The third trip we took while in Belize was going south. We had a hotel room at the BellaMaya Resort in Placencia that we’d tried unsuccessfully to cancel so we decided to use it for a few of the days we were away. In Belize in order to go south, you have to first go west (along the Western Highway) to Belmopan then double back by driving the 56 mile Hummingbird Highway in order to finally head south on the Southern Highway.
Since we’d already driven the trip to Belmopan several times there wasn’t much that was interesting to see on that stretch of the drive. The Hummingbird Highway, however, was a different story. The road, while still a single lane paved highway with parts that had clearly been affected by the recent flooding, went through the most beautiful parts of Belize that we’d seen. Going through rolling hills and higher mountains, there were lots of small, poor villages but there were also areas filled with orange groves, banana trees, and the flowers and brooks in the rain forest. The air smelled rich and moist as you move into that part of the drive. As a whole this part of the drive was a pleasure.
After Dangriga, we finally got on the Southern Highway, which except for a few views of the Maya Mountains, is pretty unremarkable. Bridges were a little iffy and one had been washed out entirely and replaced by some large wooden planks. We drove on that until the turnoff for Placencia near Riversdale. There we entered a red dirt road that was full of ruts, washboard patterns, and large stones to drive the next 25 miles. We were able to go about 8 to 10 miles an hour, seeing almost nothing but shrubbery and red dirt puddles along most of the way. Toward the end of the trip, we began to see water on both sides of us, often within a few feet of the road. Every once in a while we’d also hit some patches of white beach near hotel or home constructions that were being done, though we wondered if the beach had been imported since so much of the land around it was red mud.The resort itself seemed such a contrast from the area around it. Stretching from the lagoon on one side of the peninsula to the Caribbean Sea on the other, the grounds were well kept and it looked beautiful from the road. We checked in and were led across the street to a second floor apartment—two bedrooms, two baths, a kitchen, dining area, and living room with a balcony near the pool looking out over the beach and water. There weren’t very many people there, so we were a bit puzzled, but we thought it would be a wonderful way to relax and spend a few days. We quickly changed to our swim suits and went to the pool, stopping at the bar for a drink and something to eat. And then it began to rain. The red dirt roads turned to mud. We quickly discovered that, despite the wonderful kitchen, there was nowhere nearby to buy food to prepare in it. The gift store didn’t even have snacks, much less real food. The Jacuzzi in our apartment didn’t work. There were no curtains on some windows and several others had curtains that didn’t cover the entire window so the light came in early in the morning.
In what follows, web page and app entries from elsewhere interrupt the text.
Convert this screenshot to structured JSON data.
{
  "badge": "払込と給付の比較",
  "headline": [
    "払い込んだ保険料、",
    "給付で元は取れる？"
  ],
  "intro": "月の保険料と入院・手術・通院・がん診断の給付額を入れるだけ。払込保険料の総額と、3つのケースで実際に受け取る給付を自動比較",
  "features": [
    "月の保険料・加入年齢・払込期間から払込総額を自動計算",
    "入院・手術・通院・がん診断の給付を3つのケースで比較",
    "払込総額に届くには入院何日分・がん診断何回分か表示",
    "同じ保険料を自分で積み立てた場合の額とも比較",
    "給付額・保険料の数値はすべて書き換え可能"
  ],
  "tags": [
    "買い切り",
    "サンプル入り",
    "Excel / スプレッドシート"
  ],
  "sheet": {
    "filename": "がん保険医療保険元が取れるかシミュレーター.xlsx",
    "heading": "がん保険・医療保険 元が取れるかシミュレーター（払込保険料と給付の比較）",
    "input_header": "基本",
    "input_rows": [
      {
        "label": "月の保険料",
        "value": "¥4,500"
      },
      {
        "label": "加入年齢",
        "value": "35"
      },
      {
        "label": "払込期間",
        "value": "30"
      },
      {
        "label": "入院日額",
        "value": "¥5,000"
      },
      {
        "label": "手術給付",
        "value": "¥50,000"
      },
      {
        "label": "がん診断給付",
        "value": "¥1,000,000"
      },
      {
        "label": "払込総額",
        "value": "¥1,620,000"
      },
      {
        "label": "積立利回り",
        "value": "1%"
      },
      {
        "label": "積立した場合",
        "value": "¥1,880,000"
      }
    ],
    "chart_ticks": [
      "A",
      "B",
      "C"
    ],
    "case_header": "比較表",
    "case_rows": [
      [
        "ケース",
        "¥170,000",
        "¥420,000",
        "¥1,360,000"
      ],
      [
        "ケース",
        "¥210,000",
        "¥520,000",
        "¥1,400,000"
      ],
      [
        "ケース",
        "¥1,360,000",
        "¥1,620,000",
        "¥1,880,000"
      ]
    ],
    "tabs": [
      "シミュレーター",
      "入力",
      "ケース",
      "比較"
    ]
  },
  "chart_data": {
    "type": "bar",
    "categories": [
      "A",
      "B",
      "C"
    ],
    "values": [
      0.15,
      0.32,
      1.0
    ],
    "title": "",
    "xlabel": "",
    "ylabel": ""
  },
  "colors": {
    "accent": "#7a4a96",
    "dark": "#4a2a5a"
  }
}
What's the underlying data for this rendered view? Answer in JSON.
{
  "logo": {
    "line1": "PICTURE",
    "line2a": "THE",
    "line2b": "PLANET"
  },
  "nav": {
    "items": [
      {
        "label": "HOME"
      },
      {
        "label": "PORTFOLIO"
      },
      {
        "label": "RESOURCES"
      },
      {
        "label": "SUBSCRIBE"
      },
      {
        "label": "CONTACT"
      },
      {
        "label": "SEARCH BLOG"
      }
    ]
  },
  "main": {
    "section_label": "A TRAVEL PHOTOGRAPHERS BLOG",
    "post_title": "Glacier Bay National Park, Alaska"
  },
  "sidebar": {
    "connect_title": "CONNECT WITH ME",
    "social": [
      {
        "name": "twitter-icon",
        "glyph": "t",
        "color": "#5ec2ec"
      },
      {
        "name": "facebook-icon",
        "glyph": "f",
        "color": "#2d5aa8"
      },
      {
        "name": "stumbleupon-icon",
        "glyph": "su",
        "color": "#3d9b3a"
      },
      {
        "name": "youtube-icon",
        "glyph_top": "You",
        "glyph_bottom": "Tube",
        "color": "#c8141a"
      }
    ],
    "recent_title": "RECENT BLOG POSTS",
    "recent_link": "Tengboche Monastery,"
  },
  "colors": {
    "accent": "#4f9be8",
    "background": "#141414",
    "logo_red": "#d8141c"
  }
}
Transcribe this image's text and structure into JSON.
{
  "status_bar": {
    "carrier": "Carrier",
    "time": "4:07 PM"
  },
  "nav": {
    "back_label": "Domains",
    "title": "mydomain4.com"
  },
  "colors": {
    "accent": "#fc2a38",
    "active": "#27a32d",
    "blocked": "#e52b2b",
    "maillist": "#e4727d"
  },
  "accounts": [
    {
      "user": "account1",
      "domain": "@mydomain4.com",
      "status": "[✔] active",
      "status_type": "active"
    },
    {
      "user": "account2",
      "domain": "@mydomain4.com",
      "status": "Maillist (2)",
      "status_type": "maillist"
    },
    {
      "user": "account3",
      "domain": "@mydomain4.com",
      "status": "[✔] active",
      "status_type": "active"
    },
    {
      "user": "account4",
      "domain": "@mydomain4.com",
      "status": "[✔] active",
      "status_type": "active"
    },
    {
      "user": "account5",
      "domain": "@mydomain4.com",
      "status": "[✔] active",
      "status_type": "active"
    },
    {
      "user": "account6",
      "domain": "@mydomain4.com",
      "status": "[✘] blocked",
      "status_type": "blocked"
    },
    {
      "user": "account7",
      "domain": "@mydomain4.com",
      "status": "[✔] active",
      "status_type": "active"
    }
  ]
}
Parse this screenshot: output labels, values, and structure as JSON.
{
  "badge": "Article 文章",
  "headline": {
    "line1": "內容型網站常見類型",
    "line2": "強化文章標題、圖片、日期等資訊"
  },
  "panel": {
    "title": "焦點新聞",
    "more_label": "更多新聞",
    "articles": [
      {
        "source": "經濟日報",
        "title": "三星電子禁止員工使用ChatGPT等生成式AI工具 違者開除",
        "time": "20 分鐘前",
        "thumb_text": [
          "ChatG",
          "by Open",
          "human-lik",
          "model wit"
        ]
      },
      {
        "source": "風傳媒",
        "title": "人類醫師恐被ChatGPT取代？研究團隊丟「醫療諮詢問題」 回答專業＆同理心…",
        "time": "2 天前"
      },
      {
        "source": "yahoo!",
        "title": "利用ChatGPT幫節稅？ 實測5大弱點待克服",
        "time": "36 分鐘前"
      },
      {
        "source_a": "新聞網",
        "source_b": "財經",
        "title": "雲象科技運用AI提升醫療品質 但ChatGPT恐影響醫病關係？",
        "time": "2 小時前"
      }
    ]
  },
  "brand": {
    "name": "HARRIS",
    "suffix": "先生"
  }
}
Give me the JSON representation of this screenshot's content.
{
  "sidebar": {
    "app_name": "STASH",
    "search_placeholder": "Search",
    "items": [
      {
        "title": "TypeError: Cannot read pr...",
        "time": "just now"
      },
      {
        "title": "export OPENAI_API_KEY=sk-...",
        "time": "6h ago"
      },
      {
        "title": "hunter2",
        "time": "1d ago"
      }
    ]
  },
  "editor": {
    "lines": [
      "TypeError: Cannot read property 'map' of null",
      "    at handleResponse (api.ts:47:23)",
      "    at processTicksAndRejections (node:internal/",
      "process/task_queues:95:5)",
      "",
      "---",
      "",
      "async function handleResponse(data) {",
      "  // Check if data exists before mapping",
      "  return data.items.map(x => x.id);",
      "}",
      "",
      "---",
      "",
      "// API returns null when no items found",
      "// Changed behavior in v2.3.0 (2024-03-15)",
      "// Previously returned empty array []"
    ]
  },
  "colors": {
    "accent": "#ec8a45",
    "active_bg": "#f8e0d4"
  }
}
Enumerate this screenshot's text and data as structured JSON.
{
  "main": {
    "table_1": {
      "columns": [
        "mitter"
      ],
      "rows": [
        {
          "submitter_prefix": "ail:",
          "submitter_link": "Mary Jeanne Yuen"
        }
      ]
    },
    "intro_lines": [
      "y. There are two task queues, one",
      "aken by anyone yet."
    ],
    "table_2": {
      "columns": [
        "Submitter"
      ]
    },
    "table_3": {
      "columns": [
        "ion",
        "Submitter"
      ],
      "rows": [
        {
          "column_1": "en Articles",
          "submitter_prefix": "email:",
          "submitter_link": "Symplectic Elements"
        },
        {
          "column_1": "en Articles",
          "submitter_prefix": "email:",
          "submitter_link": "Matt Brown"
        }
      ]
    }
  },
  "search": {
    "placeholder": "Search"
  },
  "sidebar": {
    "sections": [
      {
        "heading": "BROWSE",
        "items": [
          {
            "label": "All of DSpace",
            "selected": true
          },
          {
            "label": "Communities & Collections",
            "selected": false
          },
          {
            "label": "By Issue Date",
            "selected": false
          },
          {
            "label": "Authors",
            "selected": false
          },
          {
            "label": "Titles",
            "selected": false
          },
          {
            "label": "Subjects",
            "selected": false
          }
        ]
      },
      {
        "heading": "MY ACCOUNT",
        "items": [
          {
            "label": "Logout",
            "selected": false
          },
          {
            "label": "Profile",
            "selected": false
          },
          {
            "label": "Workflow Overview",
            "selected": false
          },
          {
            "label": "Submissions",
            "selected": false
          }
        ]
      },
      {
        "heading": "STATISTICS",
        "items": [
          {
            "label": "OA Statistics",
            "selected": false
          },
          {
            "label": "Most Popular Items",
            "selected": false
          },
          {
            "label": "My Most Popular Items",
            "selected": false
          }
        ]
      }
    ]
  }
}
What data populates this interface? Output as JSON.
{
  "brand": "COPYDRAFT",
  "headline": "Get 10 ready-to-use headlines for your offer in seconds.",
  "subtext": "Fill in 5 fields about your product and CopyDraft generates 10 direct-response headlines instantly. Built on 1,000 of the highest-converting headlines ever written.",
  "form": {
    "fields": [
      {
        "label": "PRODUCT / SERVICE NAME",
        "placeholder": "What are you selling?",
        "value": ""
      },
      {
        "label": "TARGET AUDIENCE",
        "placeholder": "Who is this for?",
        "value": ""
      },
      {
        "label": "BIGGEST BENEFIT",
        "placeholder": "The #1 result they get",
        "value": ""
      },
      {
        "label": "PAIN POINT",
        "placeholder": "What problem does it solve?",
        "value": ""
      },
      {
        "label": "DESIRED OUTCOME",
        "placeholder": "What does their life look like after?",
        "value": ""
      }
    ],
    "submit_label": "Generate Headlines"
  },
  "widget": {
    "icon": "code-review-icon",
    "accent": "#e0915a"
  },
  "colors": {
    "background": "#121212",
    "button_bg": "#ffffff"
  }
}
We decided to relax by sitting on the deck in the rain, only to discover that the beach (which looked like it had been trucked in since there was red dirt on either side of it where the resort ended) was filled with sand fleas and mosquitoes. We waded through the red mud to eat meals at the hotel restaurant, the only place to get food now that the red dirt had become sticky muddy goop that was pretty impossible to drive on. Even breakfast was mediocre. We tried to watch TV, only to discover that sitting on the couch made me itch and TV programs were hard to hear because of the echoing from the high ceilinged room By the second day we’d discovered that the snack bar at the pool, which was open despite the continuing rain, was the only way to get semi-decent food, so we lived on pizza and quesadillas from it. By then, however, we were covered with bug bites.
Two days after checking in, once the rain had let up, we headed back to Belize City. We stopped along the way at the Maya Centre, buying some small pieces of jewelry for Becca from the Maya Centre’s Women’s Group (where 10% of the sale goes to the group and the other 90% goes to the individual artist who made the piece). We also drove through a bit of the Cockscomb Basic Wildlife Sanctuary, though we’d already been in the car for a long time getting back through the muddy red dirt that stretched from Placencia to Riversdale, we still had a long way to go to get to Belize City, and we were low on gas (which isn’t as easy to find as one might expect) so we only spent a short while there. By the time we got back to Belize City and the Radisson, we were more than ready for dinner and a quiet New Year’s Eve before heading to the airport the next morning.